◆ Exercise description
Look at each line of the records and count those with "trendline" in them. Please answer with the count alone.

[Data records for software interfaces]
==================================================
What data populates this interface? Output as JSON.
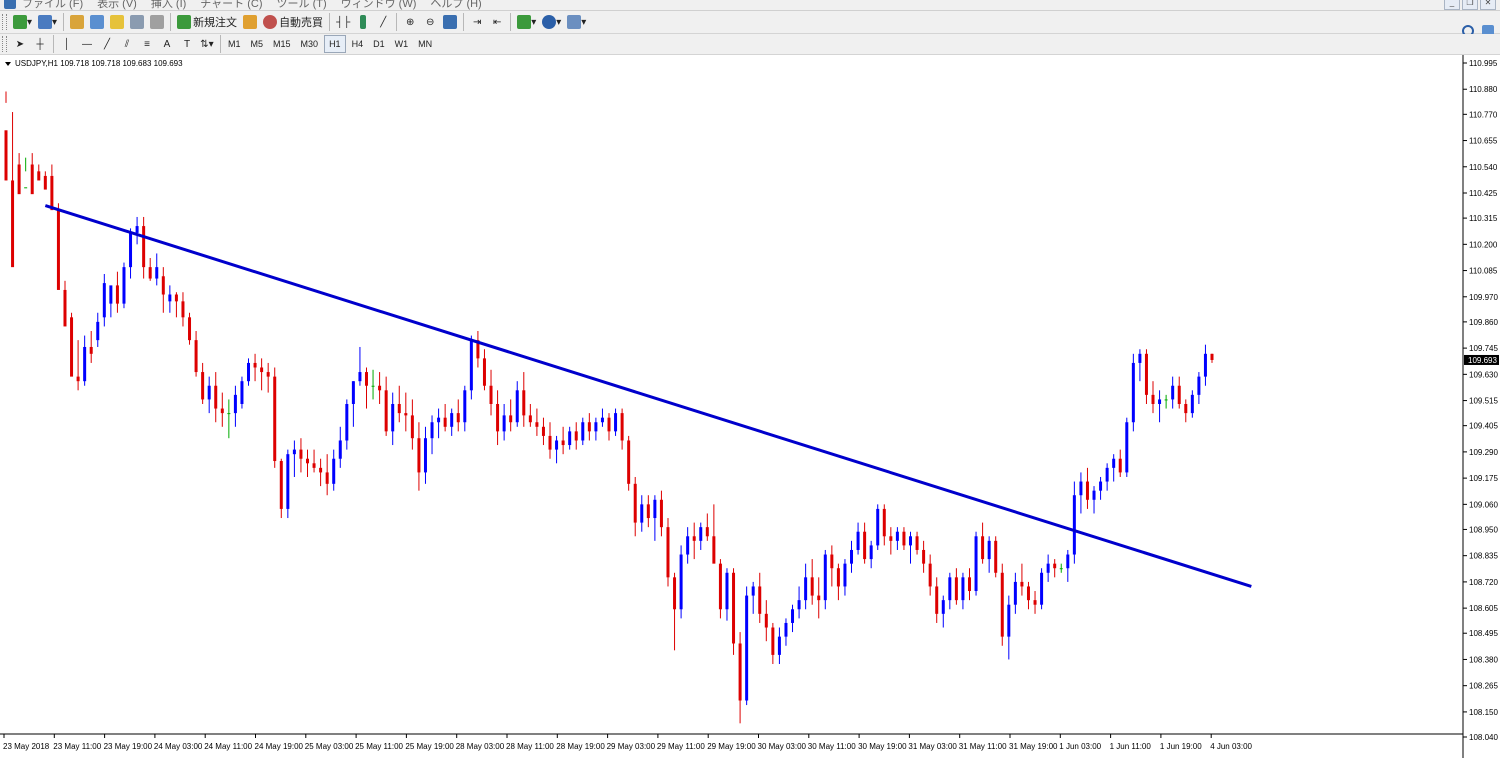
{
  "window": {
    "menus": [
      "ファイル (F)",
      "表示 (V)",
      "挿入 (I)",
      "チャート (C)",
      "ツール (T)",
      "ウィンドウ (W)",
      "ヘルプ (H)"
    ]
  },
  "toolbar": {
    "new_order_label": "新規注文",
    "auto_trade_label": "自動売買",
    "timeframes": [
      "M1",
      "M5",
      "M15",
      "M30",
      "H1",
      "H4",
      "D1",
      "W1",
      "MN"
    ],
    "active_timeframe": "H1",
    "text_tool_label": "A",
    "icons": [
      "new-chart-icon",
      "profiles-icon",
      "market-watch-icon",
      "navigator-icon",
      "favorites-icon",
      "terminal-icon",
      "strategy-tester-icon",
      "new-order-icon",
      "metaeditor-icon",
      "auto-trading-icon",
      "bar-chart-icon",
      "candlestick-icon",
      "line-chart-icon",
      "zoom-in-icon",
      "zoom-out-icon",
      "tile-windows-icon",
      "autoscroll-icon",
      "chart-shift-icon",
      "indicators-icon",
      "periods-icon",
      "templates-icon",
      "cursor-icon",
      "crosshair-icon",
      "vertical-line-icon",
      "horizontal-line-icon",
      "trendline-icon",
      "equidistant-channel-icon",
      "fibonacci-icon",
      "text-icon",
      "text-label-icon",
      "arrows-icon",
      "search-icon",
      "chat-icon"
    ]
  },
  "chart": {
    "header": "USDJPY,H1  109.718 109.718 109.683 109.693",
    "current_price": "109.693",
    "colors": {
      "bull": "#0000ff",
      "bear": "#dd0000",
      "doji": "#00aa00",
      "trendline": "#0000cc",
      "price_tag_bg": "#000000"
    }
  },
  "chart_data": {
    "type": "candlestick",
    "symbol": "USDJPY",
    "timeframe": "H1",
    "yticks": [
      110.995,
      110.88,
      110.77,
      110.655,
      110.54,
      110.425,
      110.315,
      110.2,
      110.085,
      109.97,
      109.86,
      109.745,
      109.63,
      109.515,
      109.405,
      109.29,
      109.175,
      109.06,
      108.95,
      108.835,
      108.72,
      108.605,
      108.495,
      108.38,
      108.265,
      108.15,
      108.04
    ],
    "ylim": [
      108.04,
      110.995
    ],
    "xticks": [
      "23 May 2018",
      "23 May 11:00",
      "23 May 19:00",
      "24 May 03:00",
      "24 May 11:00",
      "24 May 19:00",
      "25 May 03:00",
      "25 May 11:00",
      "25 May 19:00",
      "28 May 03:00",
      "28 May 11:00",
      "28 May 19:00",
      "29 May 03:00",
      "29 May 11:00",
      "29 May 19:00",
      "30 May 03:00",
      "30 May 11:00",
      "30 May 19:00",
      "31 May 03:00",
      "31 May 11:00",
      "31 May 19:00",
      "1 Jun 03:00",
      "1 Jun 11:00",
      "1 Jun 19:00",
      "4 Jun 03:00"
    ],
    "ohlc": [
      [
        110.7,
        110.87,
        110.82,
        110.48
      ],
      [
        110.48,
        110.78,
        110.45,
        110.1
      ],
      [
        110.55,
        110.6,
        110.45,
        110.42
      ],
      [
        110.45,
        110.58,
        110.52,
        110.45
      ],
      [
        110.55,
        110.6,
        110.5,
        110.42
      ],
      [
        110.52,
        110.55,
        110.5,
        110.48
      ],
      [
        110.5,
        110.52,
        110.5,
        110.44
      ],
      [
        110.5,
        110.55,
        110.5,
        110.35
      ],
      [
        110.35,
        110.38,
        110.32,
        110.0
      ],
      [
        110.0,
        110.04,
        109.95,
        109.84
      ],
      [
        109.88,
        109.9,
        109.85,
        109.62
      ],
      [
        109.62,
        109.78,
        109.56,
        109.6
      ],
      [
        109.6,
        109.8,
        109.58,
        109.75
      ],
      [
        109.75,
        109.82,
        109.68,
        109.72
      ],
      [
        109.78,
        109.9,
        109.75,
        109.86
      ],
      [
        109.88,
        110.07,
        109.84,
        110.03
      ],
      [
        109.94,
        110.0,
        109.88,
        110.02
      ],
      [
        110.02,
        110.08,
        109.9,
        109.94
      ],
      [
        109.94,
        110.12,
        109.92,
        110.1
      ],
      [
        110.1,
        110.27,
        110.05,
        110.25
      ],
      [
        110.25,
        110.32,
        110.2,
        110.28
      ],
      [
        110.28,
        110.32,
        110.05,
        110.1
      ],
      [
        110.1,
        110.14,
        110.04,
        110.05
      ],
      [
        110.05,
        110.16,
        110.02,
        110.1
      ],
      [
        110.06,
        110.1,
        109.9,
        109.98
      ],
      [
        109.95,
        110.02,
        109.9,
        109.98
      ],
      [
        109.98,
        109.99,
        109.88,
        109.95
      ],
      [
        109.95,
        109.99,
        109.84,
        109.88
      ],
      [
        109.88,
        109.9,
        109.76,
        109.78
      ],
      [
        109.78,
        109.82,
        109.62,
        109.64
      ],
      [
        109.64,
        109.68,
        109.5,
        109.52
      ],
      [
        109.52,
        109.62,
        109.46,
        109.58
      ],
      [
        109.58,
        109.64,
        109.42,
        109.48
      ],
      [
        109.48,
        109.55,
        109.4,
        109.46
      ],
      [
        109.46,
        109.52,
        109.35,
        109.46
      ],
      [
        109.46,
        109.58,
        109.4,
        109.54
      ],
      [
        109.5,
        109.62,
        109.48,
        109.6
      ],
      [
        109.6,
        109.7,
        109.58,
        109.68
      ],
      [
        109.68,
        109.72,
        109.6,
        109.66
      ],
      [
        109.66,
        109.7,
        109.56,
        109.64
      ],
      [
        109.64,
        109.68,
        109.55,
        109.62
      ],
      [
        109.62,
        109.66,
        109.22,
        109.25
      ],
      [
        109.25,
        109.26,
        109.0,
        109.04
      ],
      [
        109.04,
        109.3,
        109.0,
        109.28
      ],
      [
        109.28,
        109.34,
        109.18,
        109.3
      ],
      [
        109.3,
        109.35,
        109.2,
        109.26
      ],
      [
        109.26,
        109.3,
        109.18,
        109.24
      ],
      [
        109.24,
        109.3,
        109.2,
        109.22
      ],
      [
        109.22,
        109.26,
        109.14,
        109.2
      ],
      [
        109.2,
        109.28,
        109.1,
        109.15
      ],
      [
        109.15,
        109.3,
        109.12,
        109.26
      ],
      [
        109.26,
        109.4,
        109.22,
        109.34
      ],
      [
        109.34,
        109.52,
        109.3,
        109.5
      ],
      [
        109.5,
        109.6,
        109.4,
        109.6
      ],
      [
        109.6,
        109.75,
        109.58,
        109.64
      ],
      [
        109.64,
        109.66,
        109.48,
        109.58
      ],
      [
        109.58,
        109.65,
        109.52,
        109.58
      ],
      [
        109.58,
        109.64,
        109.5,
        109.56
      ],
      [
        109.56,
        109.62,
        109.36,
        109.38
      ],
      [
        109.38,
        109.55,
        109.32,
        109.5
      ],
      [
        109.5,
        109.58,
        109.42,
        109.46
      ],
      [
        109.46,
        109.55,
        109.38,
        109.45
      ],
      [
        109.45,
        109.52,
        109.3,
        109.35
      ],
      [
        109.35,
        109.42,
        109.12,
        109.2
      ],
      [
        109.2,
        109.4,
        109.15,
        109.35
      ],
      [
        109.35,
        109.45,
        109.28,
        109.42
      ],
      [
        109.42,
        109.48,
        109.35,
        109.44
      ],
      [
        109.44,
        109.5,
        109.38,
        109.4
      ],
      [
        109.4,
        109.48,
        109.36,
        109.46
      ],
      [
        109.46,
        109.52,
        109.38,
        109.42
      ],
      [
        109.42,
        109.58,
        109.38,
        109.56
      ],
      [
        109.56,
        109.8,
        109.52,
        109.78
      ],
      [
        109.78,
        109.82,
        109.66,
        109.7
      ],
      [
        109.7,
        109.74,
        109.56,
        109.58
      ],
      [
        109.58,
        109.65,
        109.45,
        109.5
      ],
      [
        109.5,
        109.56,
        109.32,
        109.38
      ],
      [
        109.38,
        109.5,
        109.34,
        109.45
      ],
      [
        109.45,
        109.52,
        109.38,
        109.42
      ],
      [
        109.42,
        109.6,
        109.4,
        109.56
      ],
      [
        109.56,
        109.64,
        109.4,
        109.45
      ],
      [
        109.45,
        109.5,
        109.4,
        109.42
      ],
      [
        109.42,
        109.48,
        109.36,
        109.4
      ],
      [
        109.4,
        109.44,
        109.32,
        109.36
      ],
      [
        109.36,
        109.42,
        109.26,
        109.3
      ],
      [
        109.3,
        109.36,
        109.24,
        109.34
      ],
      [
        109.34,
        109.4,
        109.28,
        109.32
      ],
      [
        109.32,
        109.4,
        109.3,
        109.38
      ],
      [
        109.38,
        109.42,
        109.3,
        109.34
      ],
      [
        109.34,
        109.44,
        109.32,
        109.42
      ],
      [
        109.42,
        109.46,
        109.34,
        109.38
      ],
      [
        109.38,
        109.44,
        109.34,
        109.42
      ],
      [
        109.42,
        109.48,
        109.4,
        109.44
      ],
      [
        109.44,
        109.46,
        109.34,
        109.38
      ],
      [
        109.38,
        109.48,
        109.36,
        109.46
      ],
      [
        109.46,
        109.48,
        109.3,
        109.34
      ],
      [
        109.34,
        109.36,
        109.12,
        109.15
      ],
      [
        109.15,
        109.18,
        108.92,
        108.98
      ],
      [
        108.98,
        109.1,
        108.94,
        109.06
      ],
      [
        109.06,
        109.1,
        108.96,
        109.0
      ],
      [
        109.0,
        109.1,
        108.9,
        109.08
      ],
      [
        109.08,
        109.12,
        108.92,
        108.96
      ],
      [
        108.96,
        109.0,
        108.7,
        108.74
      ],
      [
        108.74,
        108.76,
        108.42,
        108.6
      ],
      [
        108.6,
        108.88,
        108.56,
        108.84
      ],
      [
        108.84,
        108.96,
        108.8,
        108.92
      ],
      [
        108.92,
        108.98,
        108.82,
        108.9
      ],
      [
        108.9,
        108.98,
        108.86,
        108.96
      ],
      [
        108.96,
        109.02,
        108.9,
        108.92
      ],
      [
        108.92,
        109.06,
        108.88,
        108.8
      ],
      [
        108.8,
        108.82,
        108.56,
        108.6
      ],
      [
        108.6,
        108.78,
        108.55,
        108.76
      ],
      [
        108.76,
        108.78,
        108.4,
        108.45
      ],
      [
        108.45,
        108.5,
        108.1,
        108.2
      ],
      [
        108.2,
        108.7,
        108.18,
        108.66
      ],
      [
        108.66,
        108.72,
        108.58,
        108.7
      ],
      [
        108.7,
        108.76,
        108.54,
        108.58
      ],
      [
        108.58,
        108.64,
        108.46,
        108.52
      ],
      [
        108.52,
        108.54,
        108.36,
        108.4
      ],
      [
        108.4,
        108.52,
        108.36,
        108.48
      ],
      [
        108.48,
        108.56,
        108.44,
        108.54
      ],
      [
        108.54,
        108.62,
        108.5,
        108.6
      ],
      [
        108.6,
        108.7,
        108.56,
        108.64
      ],
      [
        108.64,
        108.8,
        108.6,
        108.74
      ],
      [
        108.74,
        108.82,
        108.62,
        108.66
      ],
      [
        108.66,
        108.74,
        108.56,
        108.64
      ],
      [
        108.64,
        108.86,
        108.6,
        108.84
      ],
      [
        108.84,
        108.88,
        108.7,
        108.78
      ],
      [
        108.78,
        108.8,
        108.64,
        108.7
      ],
      [
        108.7,
        108.82,
        108.66,
        108.8
      ],
      [
        108.8,
        108.9,
        108.76,
        108.86
      ],
      [
        108.86,
        108.98,
        108.84,
        108.94
      ],
      [
        108.94,
        108.98,
        108.8,
        108.82
      ],
      [
        108.82,
        108.9,
        108.78,
        108.88
      ],
      [
        108.88,
        109.06,
        108.86,
        109.04
      ],
      [
        109.04,
        109.06,
        108.88,
        108.92
      ],
      [
        108.92,
        108.96,
        108.84,
        108.9
      ],
      [
        108.9,
        108.96,
        108.86,
        108.94
      ],
      [
        108.94,
        108.96,
        108.86,
        108.88
      ],
      [
        108.88,
        108.94,
        108.8,
        108.92
      ],
      [
        108.92,
        108.94,
        108.84,
        108.86
      ],
      [
        108.86,
        108.9,
        108.76,
        108.8
      ],
      [
        108.8,
        108.84,
        108.66,
        108.7
      ],
      [
        108.7,
        108.74,
        108.54,
        108.58
      ],
      [
        108.58,
        108.66,
        108.52,
        108.64
      ],
      [
        108.64,
        108.76,
        108.6,
        108.74
      ],
      [
        108.74,
        108.78,
        108.62,
        108.64
      ],
      [
        108.64,
        108.76,
        108.6,
        108.74
      ],
      [
        108.74,
        108.78,
        108.64,
        108.68
      ],
      [
        108.68,
        108.94,
        108.66,
        108.92
      ],
      [
        108.92,
        108.98,
        108.8,
        108.82
      ],
      [
        108.82,
        108.92,
        108.76,
        108.9
      ],
      [
        108.9,
        108.92,
        108.74,
        108.76
      ],
      [
        108.76,
        108.8,
        108.44,
        108.48
      ],
      [
        108.48,
        108.66,
        108.38,
        108.62
      ],
      [
        108.62,
        108.76,
        108.58,
        108.72
      ],
      [
        108.72,
        108.8,
        108.66,
        108.7
      ],
      [
        108.7,
        108.72,
        108.6,
        108.64
      ],
      [
        108.64,
        108.68,
        108.58,
        108.62
      ],
      [
        108.62,
        108.78,
        108.6,
        108.76
      ],
      [
        108.76,
        108.84,
        108.72,
        108.8
      ],
      [
        108.8,
        108.82,
        108.74,
        108.78
      ],
      [
        108.78,
        108.8,
        108.76,
        108.78
      ],
      [
        108.78,
        108.86,
        108.72,
        108.84
      ],
      [
        108.84,
        109.16,
        108.8,
        109.1
      ],
      [
        109.1,
        109.2,
        109.02,
        109.16
      ],
      [
        109.16,
        109.22,
        109.04,
        109.08
      ],
      [
        109.08,
        109.14,
        109.02,
        109.12
      ],
      [
        109.12,
        109.18,
        109.08,
        109.16
      ],
      [
        109.16,
        109.24,
        109.12,
        109.22
      ],
      [
        109.22,
        109.28,
        109.16,
        109.26
      ],
      [
        109.26,
        109.3,
        109.18,
        109.2
      ],
      [
        109.2,
        109.44,
        109.18,
        109.42
      ],
      [
        109.42,
        109.72,
        109.38,
        109.68
      ],
      [
        109.68,
        109.74,
        109.6,
        109.72
      ],
      [
        109.72,
        109.74,
        109.5,
        109.54
      ],
      [
        109.54,
        109.6,
        109.46,
        109.5
      ],
      [
        109.5,
        109.56,
        109.42,
        109.52
      ],
      [
        109.52,
        109.54,
        109.48,
        109.52
      ],
      [
        109.52,
        109.62,
        109.48,
        109.58
      ],
      [
        109.58,
        109.62,
        109.48,
        109.5
      ],
      [
        109.5,
        109.52,
        109.42,
        109.46
      ],
      [
        109.46,
        109.56,
        109.44,
        109.54
      ],
      [
        109.54,
        109.64,
        109.5,
        109.62
      ],
      [
        109.62,
        109.76,
        109.58,
        109.72
      ],
      [
        109.72,
        109.72,
        109.68,
        109.693
      ]
    ],
    "trendline": {
      "start": {
        "bar": 6,
        "price": 110.37
      },
      "end": {
        "bar": 190,
        "price": 108.7
      }
    },
    "grid": false
  }
}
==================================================
◆ Exercise solution
3